With a bigger China editorial team, we’ve got a ton of cool news for you this week. Thanks to Steven, Paul, Charlie, and Josh for all their insights into the ever-changing landscape in China.
Guess who’s getting into the messaging app battle? Alibaba. Is it possible that we’ll start to see Alibaba use a kind of Kindle-like strategy with its chat app, pushing content and purchases on top of a platform everybody uses? Well, Alibaba has to win the chat app battle first.
Once again, the international press jumped the gun on this one. We really need to start reading the fine print.
Fast mobile internet coming to China very soon. With mobile adoption at the top of the world, this is big for China’s mobile users.

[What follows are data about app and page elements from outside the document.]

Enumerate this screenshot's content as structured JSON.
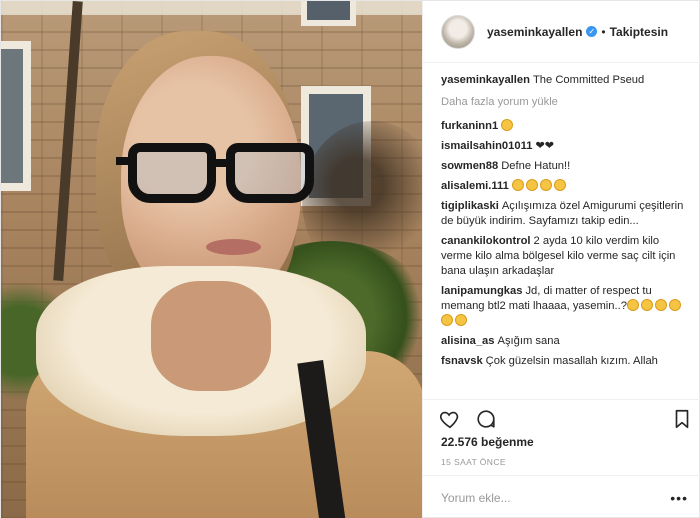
{
  "post": {
    "username": "yaseminkayallen",
    "follow_separator": "•",
    "follow_status": "Takiptesin",
    "caption": "The Committed Pseud",
    "load_more": "Daha fazla yorum yükle",
    "comments": [
      {
        "user": "furkaninn1",
        "text": "",
        "emojis": 1
      },
      {
        "user": "ismailsahin01011",
        "text": "❤❤",
        "emojis": 0
      },
      {
        "user": "sowmen88",
        "text": "Defne Hatun!!",
        "emojis": 0
      },
      {
        "user": "alisalemi.111",
        "text": "",
        "emojis": 4
      },
      {
        "user": "tigiplikaski",
        "text": "Açılışımıza özel Amigurumi çeşitlerin de büyük indirim. Sayfamızı takip edin...",
        "emojis": 0
      },
      {
        "user": "canankilokontrol",
        "text": "2 ayda 10 kilo verdim kilo verme kilo alma bölgesel kilo verme saç cilt için bana ulaşın arkadaşlar",
        "emojis": 0
      },
      {
        "user": "lanipamungkas",
        "text": "Jd, di matter of respect tu memang btl2 mati lhaaaa, yasemin..?",
        "emojis": 6
      },
      {
        "user": "alisina_as",
        "text": "Aşığım sana",
        "emojis": 0
      },
      {
        "user": "fsnavsk",
        "text": "Çok güzelsin masallah kızım. Allah",
        "emojis": 0
      }
    ],
    "likes": "22.576 beğenme",
    "time": "15 SAAT ÖNCE",
    "comment_placeholder": "Yorum ekle...",
    "more_options": "•••"
  },
  "colors": {
    "verified": "#3897f0",
    "muted": "#999999",
    "text": "#262626"
  },
  "icons": [
    "heart-icon",
    "comment-icon",
    "bookmark-icon",
    "verified-icon"
  ]
}
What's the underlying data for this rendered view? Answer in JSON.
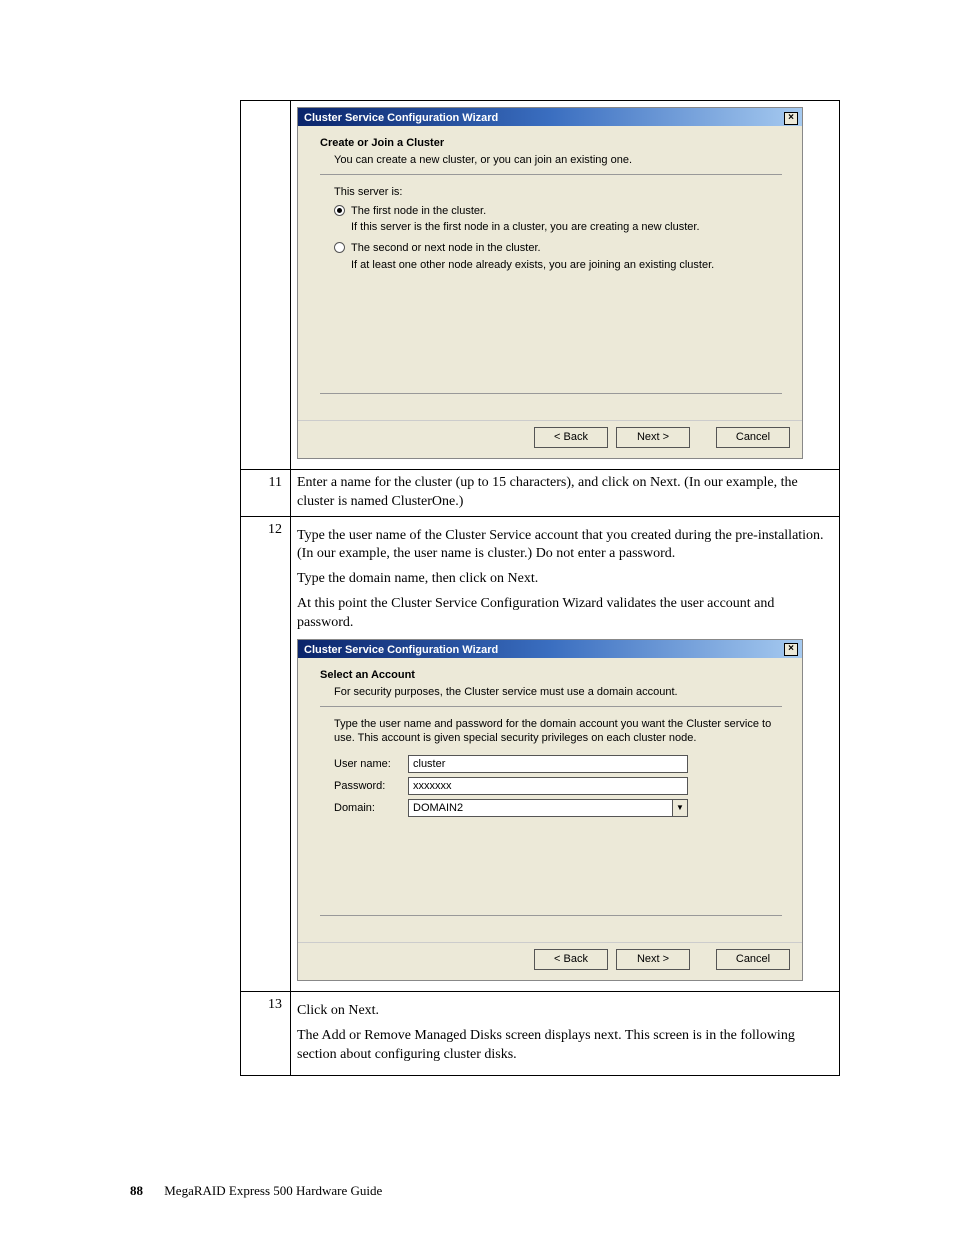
{
  "dialog1": {
    "title": "Cluster Service Configuration Wizard",
    "heading": "Create or Join a Cluster",
    "subtitle": "You can create a new cluster, or you can join an existing one.",
    "server_is": "This server is:",
    "radio1_label": "The first node in the cluster.",
    "radio1_expl": "If this server is the first node in a cluster, you are creating a new cluster.",
    "radio2_label": "The second or next node in the cluster.",
    "radio2_expl": "If at least one other node already exists, you are joining an existing cluster.",
    "back": "< Back",
    "next": "Next >",
    "cancel": "Cancel"
  },
  "step11": {
    "num": "11",
    "text": "Enter a name for the cluster (up to 15 characters), and click on Next. (In our example, the cluster is named ClusterOne.)"
  },
  "step12": {
    "num": "12",
    "p1": "Type the user name of the Cluster Service account that you created during the pre-installation. (In our example, the user name is cluster.) Do not enter a password.",
    "p2": "Type the domain name, then click on Next.",
    "p3": "At this point the Cluster Service Configuration Wizard validates the user account and password."
  },
  "dialog2": {
    "title": "Cluster Service Configuration Wizard",
    "heading": "Select an Account",
    "subtitle": "For security purposes, the Cluster service must use a domain account.",
    "instr": "Type the user name and password for the domain account you want the Cluster service to use. This account is given special security privileges on each cluster node.",
    "user_label": "User name:",
    "user_value": "cluster",
    "pass_label": "Password:",
    "pass_value": "xxxxxxx",
    "domain_label": "Domain:",
    "domain_value": "DOMAIN2",
    "back": "< Back",
    "next": "Next >",
    "cancel": "Cancel"
  },
  "step13": {
    "num": "13",
    "p1": "Click on Next.",
    "p2": "The Add or Remove Managed Disks screen displays next. This screen is in the following section about configuring cluster disks."
  },
  "footer": {
    "page": "88",
    "title": "MegaRAID Express 500 Hardware Guide"
  }
}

As much as Xiaomi’s CEO doesn’t want to be called the Apple of China, it’s interesting that the company is opening an Apple-like store. It’s an unbeatable model, after all. Google and Microsoft have also copied it.
In other words, China’s tech giants are all getting really into cloud. Are we about to see more big data and services by next year’s end?
The intersection of television and tech is of course a huge potential.
360 million is well beyond the size of the population of America. It’s only a matter of time before 100 percent of China’s population has a smartphone.
One of the leaders in pushing smartphones to Chinese citizens has to be Xiaomi. Shipping these numbers, although nowhere close to what Apple ships in a few days, is still huge.
Possibly one of the hottest pieces of news in China this week for tech. I wonder if we’ll start to see a Huawei for consoles in the near future? If a player can drive down the price and still get a gaming ecosystem, it’s certainly a possibility.
Tmall is keen to get more overseas retailers selling directly to Chinese consumers. This could be good news for medium-sized businesses who couldn’t access the Chinese market before. (Updated: Corrected this summary).